**Data to examine:**
__________

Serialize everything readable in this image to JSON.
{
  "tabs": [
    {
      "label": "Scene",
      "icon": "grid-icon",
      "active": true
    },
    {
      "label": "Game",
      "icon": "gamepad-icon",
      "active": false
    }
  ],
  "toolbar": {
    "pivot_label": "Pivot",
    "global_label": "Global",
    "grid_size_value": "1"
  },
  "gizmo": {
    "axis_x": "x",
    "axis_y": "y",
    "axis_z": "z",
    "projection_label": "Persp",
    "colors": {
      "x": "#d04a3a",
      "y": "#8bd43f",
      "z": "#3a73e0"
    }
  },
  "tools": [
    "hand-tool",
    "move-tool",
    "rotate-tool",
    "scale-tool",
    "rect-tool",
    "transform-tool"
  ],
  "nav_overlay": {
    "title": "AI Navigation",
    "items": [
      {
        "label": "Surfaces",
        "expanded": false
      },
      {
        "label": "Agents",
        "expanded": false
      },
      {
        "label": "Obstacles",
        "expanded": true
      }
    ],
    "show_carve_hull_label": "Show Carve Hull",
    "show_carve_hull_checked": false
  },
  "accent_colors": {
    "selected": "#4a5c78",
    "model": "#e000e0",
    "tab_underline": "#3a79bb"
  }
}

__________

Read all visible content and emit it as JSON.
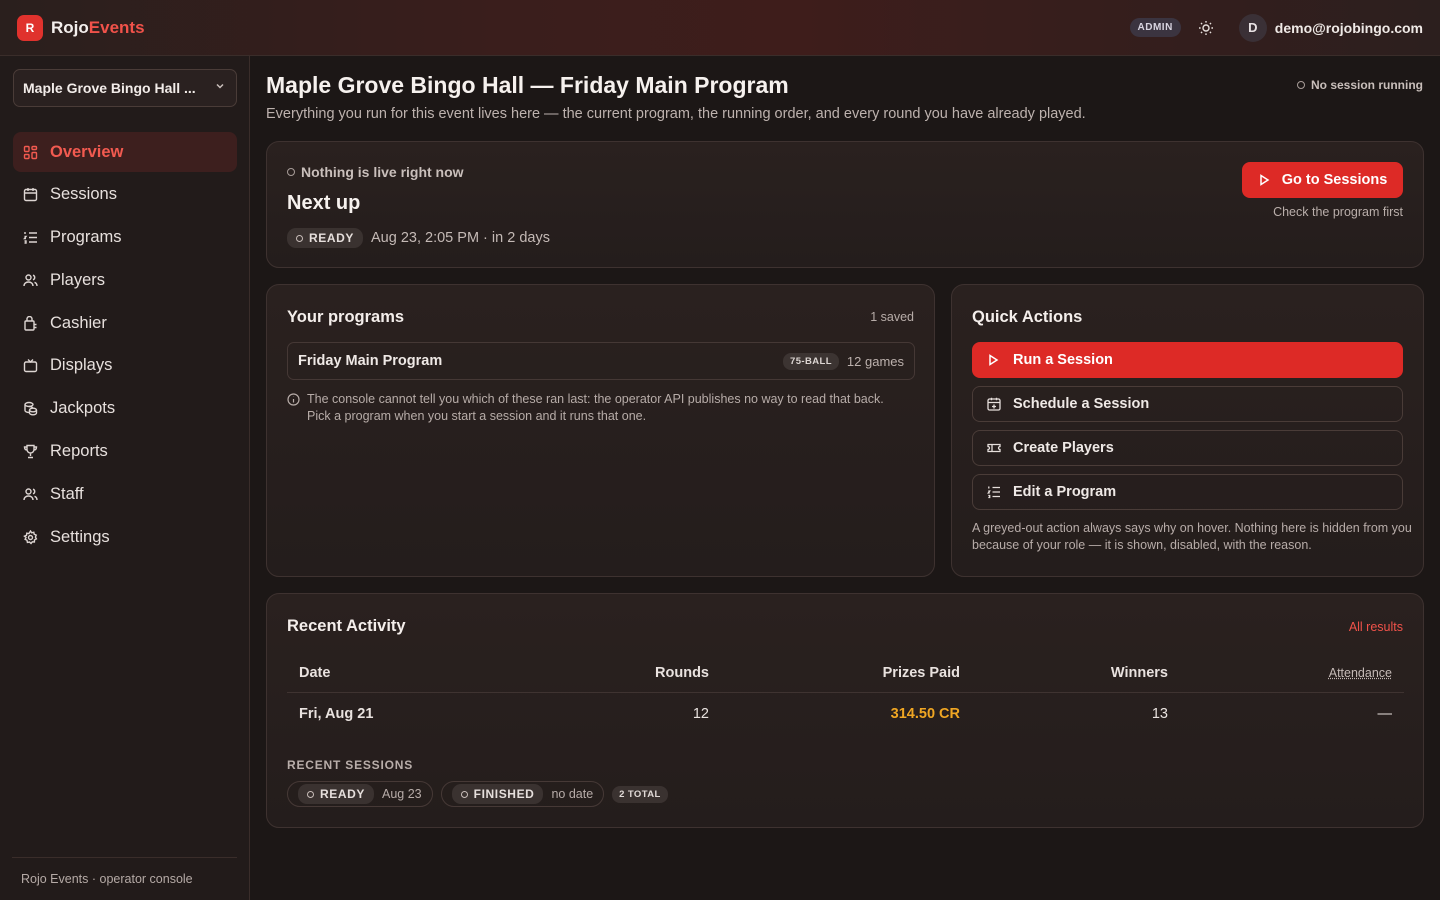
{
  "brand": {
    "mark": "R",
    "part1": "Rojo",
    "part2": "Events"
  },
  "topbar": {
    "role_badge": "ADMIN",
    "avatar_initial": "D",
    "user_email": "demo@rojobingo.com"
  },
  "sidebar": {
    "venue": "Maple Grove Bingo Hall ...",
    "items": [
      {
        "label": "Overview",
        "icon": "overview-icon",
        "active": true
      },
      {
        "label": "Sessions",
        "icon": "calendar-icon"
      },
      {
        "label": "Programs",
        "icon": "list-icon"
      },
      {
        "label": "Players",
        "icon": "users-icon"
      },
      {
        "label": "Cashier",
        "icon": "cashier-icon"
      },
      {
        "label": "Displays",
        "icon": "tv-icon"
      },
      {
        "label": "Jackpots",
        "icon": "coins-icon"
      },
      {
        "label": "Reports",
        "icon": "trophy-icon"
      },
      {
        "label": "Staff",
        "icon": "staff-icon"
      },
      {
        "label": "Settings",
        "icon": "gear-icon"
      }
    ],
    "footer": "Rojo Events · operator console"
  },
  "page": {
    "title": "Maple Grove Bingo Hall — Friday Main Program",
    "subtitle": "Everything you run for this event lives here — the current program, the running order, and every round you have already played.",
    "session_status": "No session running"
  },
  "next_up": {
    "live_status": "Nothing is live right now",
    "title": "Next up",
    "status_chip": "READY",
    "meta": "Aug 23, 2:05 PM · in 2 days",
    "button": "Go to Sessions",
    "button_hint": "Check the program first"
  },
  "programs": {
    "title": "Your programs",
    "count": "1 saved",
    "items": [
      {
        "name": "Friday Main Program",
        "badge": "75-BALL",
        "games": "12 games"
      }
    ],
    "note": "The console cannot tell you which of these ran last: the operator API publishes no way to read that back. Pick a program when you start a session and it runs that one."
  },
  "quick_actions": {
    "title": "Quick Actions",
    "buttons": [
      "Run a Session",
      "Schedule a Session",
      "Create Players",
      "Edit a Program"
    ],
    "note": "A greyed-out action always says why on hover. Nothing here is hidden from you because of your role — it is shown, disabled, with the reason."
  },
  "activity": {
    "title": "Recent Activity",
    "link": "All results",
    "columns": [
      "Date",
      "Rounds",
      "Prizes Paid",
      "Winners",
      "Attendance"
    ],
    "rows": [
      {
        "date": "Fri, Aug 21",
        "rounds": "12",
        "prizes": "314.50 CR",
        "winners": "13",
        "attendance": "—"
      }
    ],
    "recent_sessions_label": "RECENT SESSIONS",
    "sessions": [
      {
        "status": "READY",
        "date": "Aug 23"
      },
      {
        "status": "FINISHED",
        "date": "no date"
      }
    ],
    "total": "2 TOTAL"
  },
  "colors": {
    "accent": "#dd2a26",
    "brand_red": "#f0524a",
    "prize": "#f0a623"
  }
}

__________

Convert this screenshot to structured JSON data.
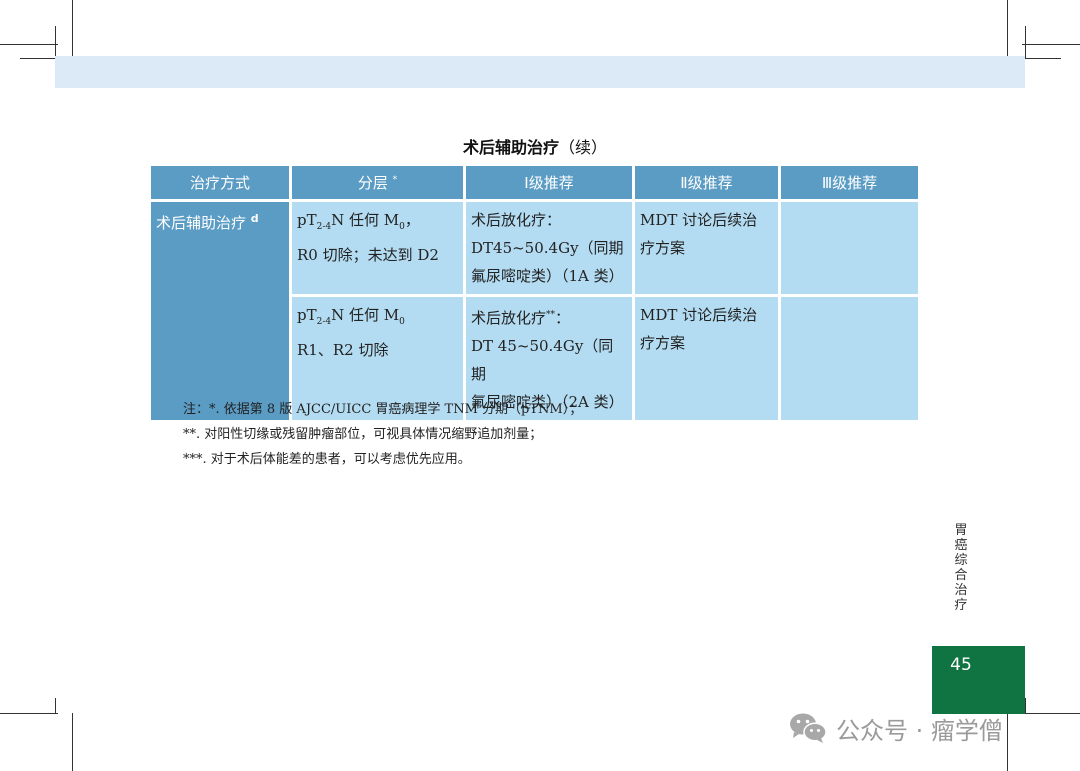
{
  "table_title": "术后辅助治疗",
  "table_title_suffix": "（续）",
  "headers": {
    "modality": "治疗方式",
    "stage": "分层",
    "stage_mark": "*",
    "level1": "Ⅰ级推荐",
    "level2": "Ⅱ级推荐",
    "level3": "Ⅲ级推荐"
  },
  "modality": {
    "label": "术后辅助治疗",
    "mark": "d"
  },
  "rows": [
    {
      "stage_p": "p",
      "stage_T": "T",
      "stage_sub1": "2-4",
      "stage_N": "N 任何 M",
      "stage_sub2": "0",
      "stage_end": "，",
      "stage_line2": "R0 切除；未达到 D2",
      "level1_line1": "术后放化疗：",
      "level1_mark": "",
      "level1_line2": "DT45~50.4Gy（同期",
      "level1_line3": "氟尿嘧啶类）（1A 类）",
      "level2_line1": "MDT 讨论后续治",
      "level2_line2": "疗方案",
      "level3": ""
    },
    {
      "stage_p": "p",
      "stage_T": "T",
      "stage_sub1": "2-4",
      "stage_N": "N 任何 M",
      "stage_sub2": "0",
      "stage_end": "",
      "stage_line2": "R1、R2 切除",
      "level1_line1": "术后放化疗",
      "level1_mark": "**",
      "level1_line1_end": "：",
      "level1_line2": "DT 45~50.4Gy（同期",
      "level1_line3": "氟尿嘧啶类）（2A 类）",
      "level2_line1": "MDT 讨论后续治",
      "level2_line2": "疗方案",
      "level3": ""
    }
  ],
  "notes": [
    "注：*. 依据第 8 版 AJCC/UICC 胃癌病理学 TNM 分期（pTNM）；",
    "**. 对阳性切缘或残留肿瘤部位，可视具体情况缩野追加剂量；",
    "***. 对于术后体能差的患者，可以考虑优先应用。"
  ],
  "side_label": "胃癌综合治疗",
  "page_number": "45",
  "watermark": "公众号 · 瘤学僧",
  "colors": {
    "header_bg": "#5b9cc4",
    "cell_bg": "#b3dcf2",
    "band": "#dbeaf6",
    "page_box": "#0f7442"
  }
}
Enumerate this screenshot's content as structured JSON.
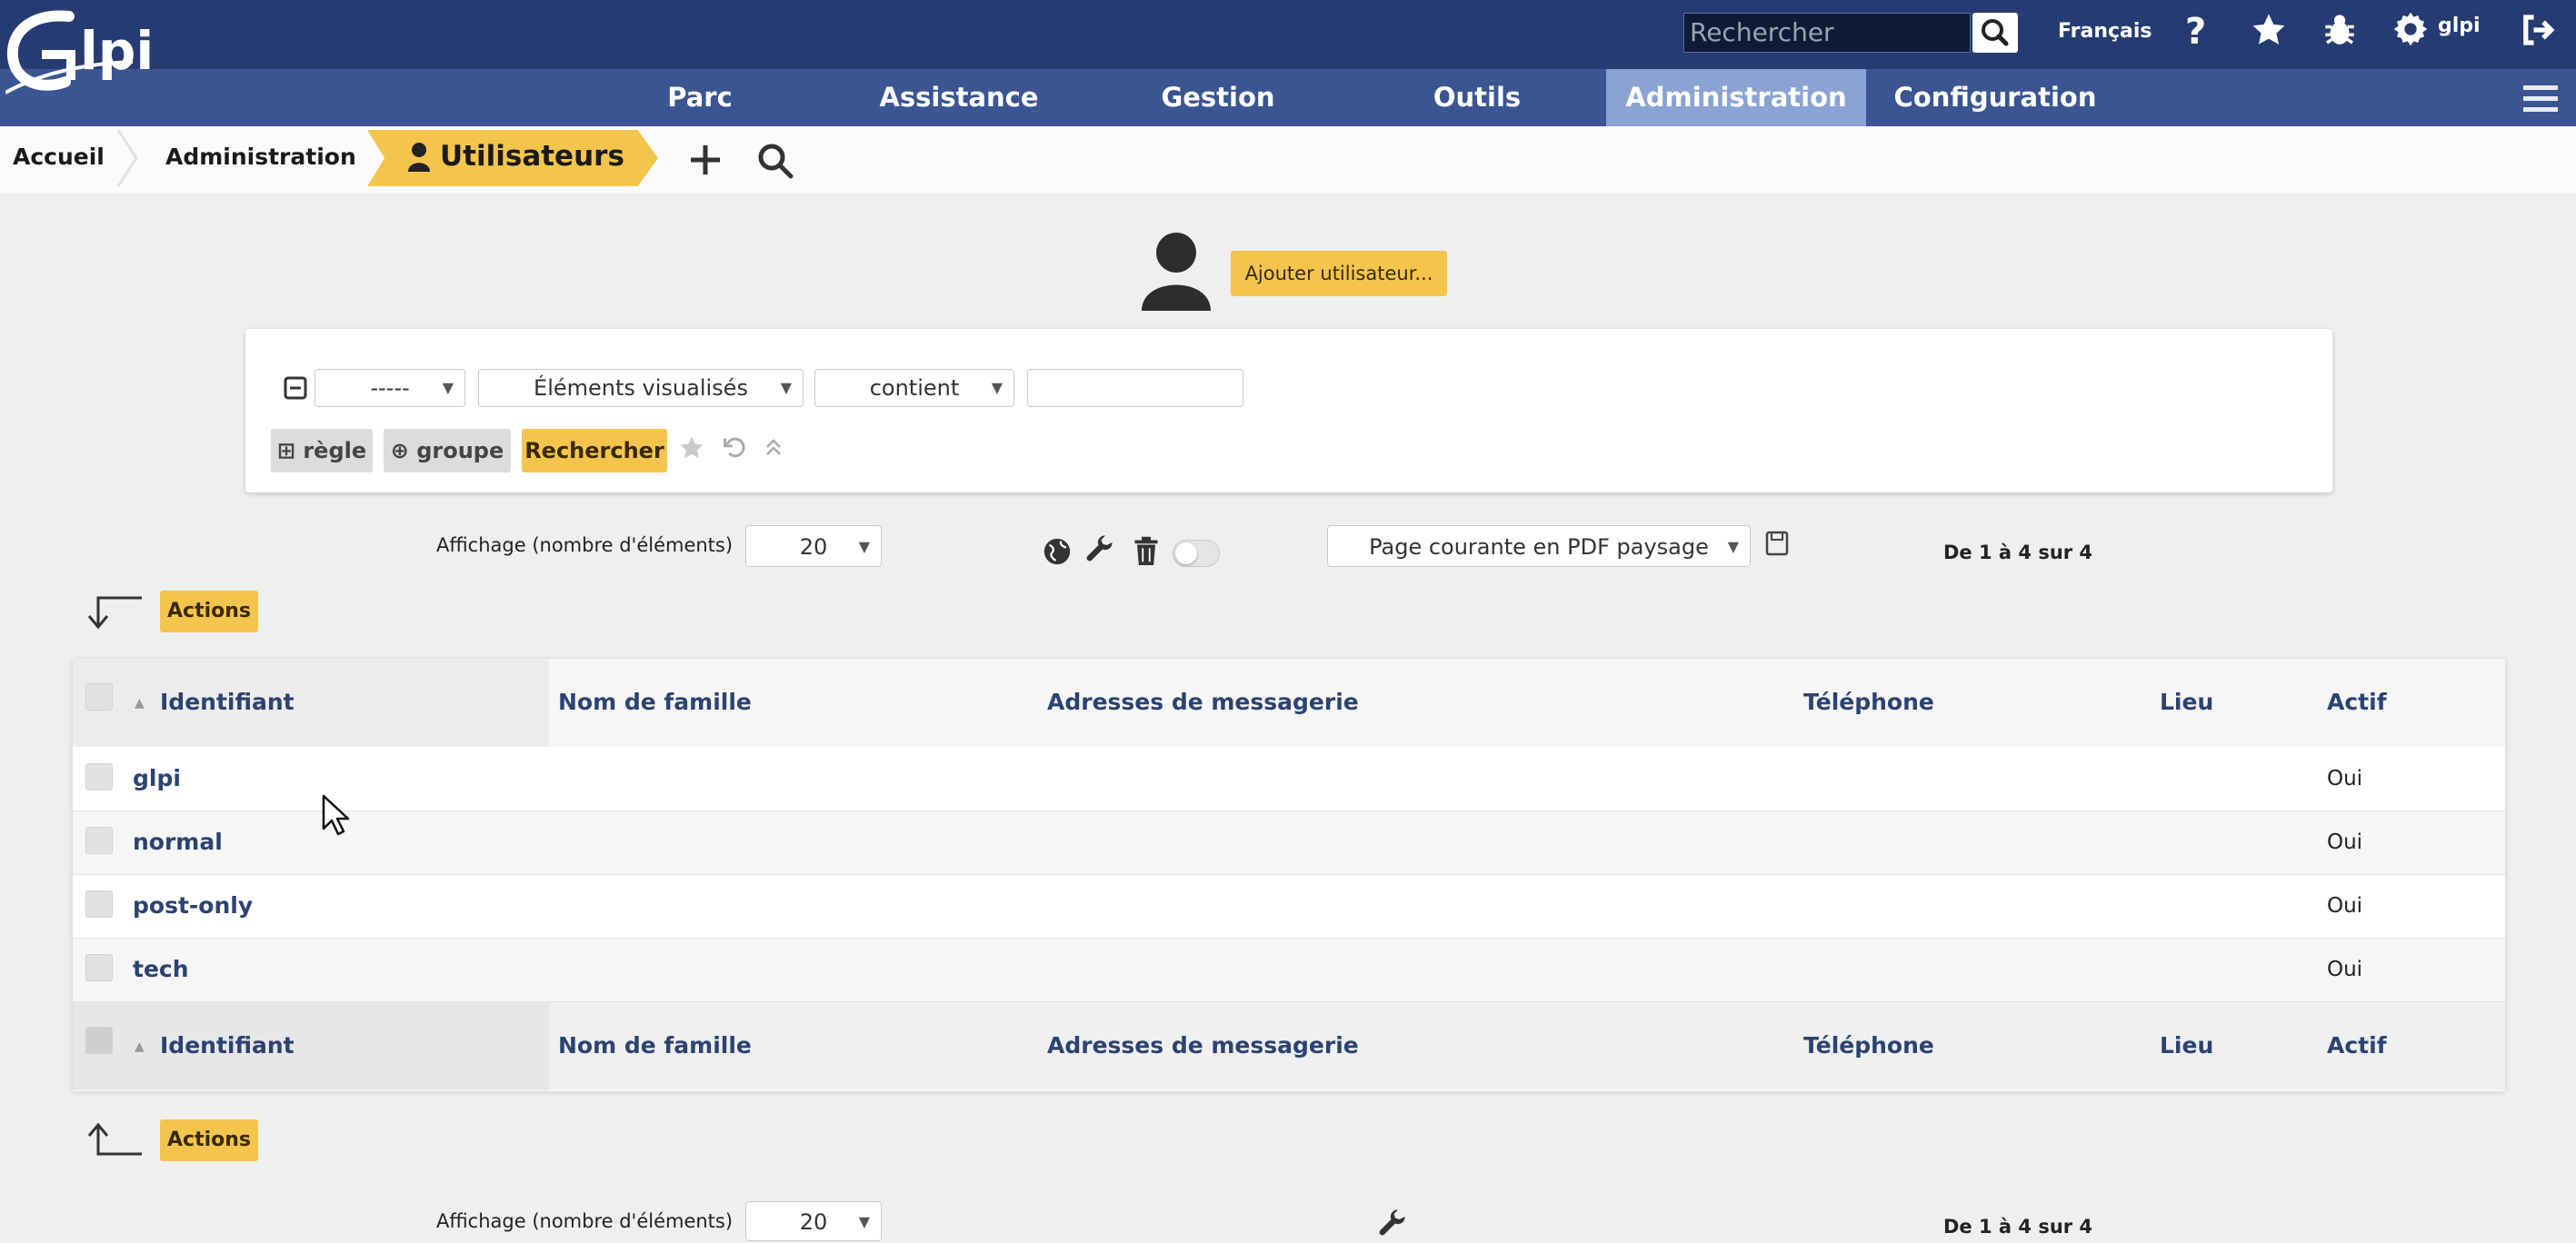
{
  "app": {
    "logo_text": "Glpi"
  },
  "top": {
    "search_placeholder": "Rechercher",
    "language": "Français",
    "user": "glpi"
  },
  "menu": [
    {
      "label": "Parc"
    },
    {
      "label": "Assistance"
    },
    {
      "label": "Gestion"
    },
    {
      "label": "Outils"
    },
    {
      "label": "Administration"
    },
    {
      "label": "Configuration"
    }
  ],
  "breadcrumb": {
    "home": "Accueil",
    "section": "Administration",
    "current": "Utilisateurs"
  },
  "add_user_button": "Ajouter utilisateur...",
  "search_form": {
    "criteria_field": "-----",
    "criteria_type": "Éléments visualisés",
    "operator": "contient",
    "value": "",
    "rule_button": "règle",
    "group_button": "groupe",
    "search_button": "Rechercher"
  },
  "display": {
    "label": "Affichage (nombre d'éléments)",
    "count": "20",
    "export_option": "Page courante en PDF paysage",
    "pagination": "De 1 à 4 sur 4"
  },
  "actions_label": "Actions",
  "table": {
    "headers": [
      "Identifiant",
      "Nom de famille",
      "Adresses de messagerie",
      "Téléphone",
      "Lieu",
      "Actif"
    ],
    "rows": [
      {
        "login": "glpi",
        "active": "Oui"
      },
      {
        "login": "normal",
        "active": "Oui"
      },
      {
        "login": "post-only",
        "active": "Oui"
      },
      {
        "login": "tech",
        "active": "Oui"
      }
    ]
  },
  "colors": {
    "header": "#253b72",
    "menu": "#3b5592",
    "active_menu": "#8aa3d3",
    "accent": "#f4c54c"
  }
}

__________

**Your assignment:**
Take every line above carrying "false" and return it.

**Result of this exercise:**
      "active": false
        "expanded": false
        "expanded": false
    "show_carve_hull_checked": false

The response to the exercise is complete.